However, yields briefly edged higher after upbeat data on US manufacturing and construction spending, adding to a growing view that the US Federal Reserve could raise interest rates one more time before the end of the year.
Still, the overall market sentiment remained cautious.
"Treasuries are giving up some earlier gains on the releases, but the markets are trading mainly on the political headlines rather than the data," said rates strategist Aaron Kohli of BMO Capital Markets in New York.
Analysts said last week's optimism about US President Donald Trump's tax plan had also faded.
"The focus is off tax reform at the moment given the political uncertainty with the Spanish referendum and the unfortunate tragedy in Las Vegas," said interest rates strategist Gennadiy Goldberg of TD Securities in New York.
Violence erupted in Catalonia after its regional leader opened the door to a unilateral declaration of independence from Spain on Sunday as voters defied a police crackdown.

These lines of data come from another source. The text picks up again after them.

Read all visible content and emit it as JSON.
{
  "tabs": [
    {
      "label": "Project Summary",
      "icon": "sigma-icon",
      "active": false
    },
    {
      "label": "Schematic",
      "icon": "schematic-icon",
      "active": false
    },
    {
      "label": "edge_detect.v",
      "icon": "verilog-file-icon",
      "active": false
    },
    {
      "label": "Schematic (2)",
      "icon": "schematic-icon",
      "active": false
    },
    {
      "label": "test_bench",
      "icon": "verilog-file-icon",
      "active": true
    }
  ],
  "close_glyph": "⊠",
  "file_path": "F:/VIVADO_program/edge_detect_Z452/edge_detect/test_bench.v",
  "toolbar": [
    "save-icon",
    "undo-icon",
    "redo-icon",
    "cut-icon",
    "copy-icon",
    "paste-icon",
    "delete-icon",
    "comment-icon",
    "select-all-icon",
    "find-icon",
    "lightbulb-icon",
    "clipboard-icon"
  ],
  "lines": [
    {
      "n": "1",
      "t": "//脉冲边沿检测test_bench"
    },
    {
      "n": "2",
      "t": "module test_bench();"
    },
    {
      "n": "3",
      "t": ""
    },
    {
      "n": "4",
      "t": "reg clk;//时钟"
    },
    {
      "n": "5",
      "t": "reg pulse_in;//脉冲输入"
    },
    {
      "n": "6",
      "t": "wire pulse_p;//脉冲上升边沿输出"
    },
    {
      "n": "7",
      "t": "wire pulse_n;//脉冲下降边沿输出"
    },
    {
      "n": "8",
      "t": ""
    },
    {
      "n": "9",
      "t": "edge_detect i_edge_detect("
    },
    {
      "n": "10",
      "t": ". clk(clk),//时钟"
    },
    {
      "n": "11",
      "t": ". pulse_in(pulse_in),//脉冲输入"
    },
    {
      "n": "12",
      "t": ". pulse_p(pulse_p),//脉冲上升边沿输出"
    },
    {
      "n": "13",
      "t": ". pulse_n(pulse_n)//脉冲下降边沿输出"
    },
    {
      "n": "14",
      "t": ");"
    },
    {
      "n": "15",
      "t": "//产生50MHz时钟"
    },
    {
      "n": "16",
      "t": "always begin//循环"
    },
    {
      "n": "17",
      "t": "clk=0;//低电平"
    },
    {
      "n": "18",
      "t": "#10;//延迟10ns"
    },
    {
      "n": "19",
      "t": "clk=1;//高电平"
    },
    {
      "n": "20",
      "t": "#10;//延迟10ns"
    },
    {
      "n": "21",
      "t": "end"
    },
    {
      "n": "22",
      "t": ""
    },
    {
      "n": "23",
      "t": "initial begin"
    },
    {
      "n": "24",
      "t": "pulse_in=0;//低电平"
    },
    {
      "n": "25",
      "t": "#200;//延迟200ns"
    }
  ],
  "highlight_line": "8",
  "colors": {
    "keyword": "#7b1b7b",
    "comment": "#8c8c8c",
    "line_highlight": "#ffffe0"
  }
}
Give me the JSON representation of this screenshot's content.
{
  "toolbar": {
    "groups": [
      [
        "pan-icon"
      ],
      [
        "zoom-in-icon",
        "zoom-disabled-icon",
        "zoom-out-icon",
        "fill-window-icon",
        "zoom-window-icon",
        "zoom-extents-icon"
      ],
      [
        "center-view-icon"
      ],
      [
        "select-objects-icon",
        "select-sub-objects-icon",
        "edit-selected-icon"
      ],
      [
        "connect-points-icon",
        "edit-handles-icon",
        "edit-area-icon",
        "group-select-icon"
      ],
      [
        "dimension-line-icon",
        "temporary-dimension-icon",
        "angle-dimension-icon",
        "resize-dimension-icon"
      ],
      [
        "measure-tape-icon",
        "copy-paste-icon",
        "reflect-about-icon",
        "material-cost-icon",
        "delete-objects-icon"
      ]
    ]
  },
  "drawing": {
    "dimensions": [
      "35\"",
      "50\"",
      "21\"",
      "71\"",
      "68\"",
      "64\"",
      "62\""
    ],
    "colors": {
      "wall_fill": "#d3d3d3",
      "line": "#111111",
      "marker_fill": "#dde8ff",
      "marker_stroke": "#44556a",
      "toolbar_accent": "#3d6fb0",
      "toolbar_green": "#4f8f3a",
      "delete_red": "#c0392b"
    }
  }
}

According to regional officials, Catalonia voted 90 percent in favor of breaking away in a referendum that the Spanish government later declared illegal.
In the United States, some 50 people died and more than 400 were hurt when a 64-year-old gunman with an arsenal of at least 10 rifles fired on a Las Vegas country music festival on Sunday, raining down bullets from a 32nd-floor window for several minutes before killing himself.
The death toll, which police emphasized was preliminary, would make the mass shooting the deadliest in US history.
Political tension overshadowed strong US economic data.
The Institute for Supply Management index was at 60.8 in September, exceeding August's level of 58.8 and expectations for a reading of 58. The components of the index showed gains across the board.
US construction spending rebounded in August after two straight months of declines, boosted by increases in both private and public outlays. Construction spending rose 0.5 percent to $1.21 trillion.
In mid-morning trading, the benchmark 10-year US Treasury note yield was 2.324 percent, down from 2.326 percent from late on Friday, while the 30-year yield fell to 2.846 percent from 2.858 percent.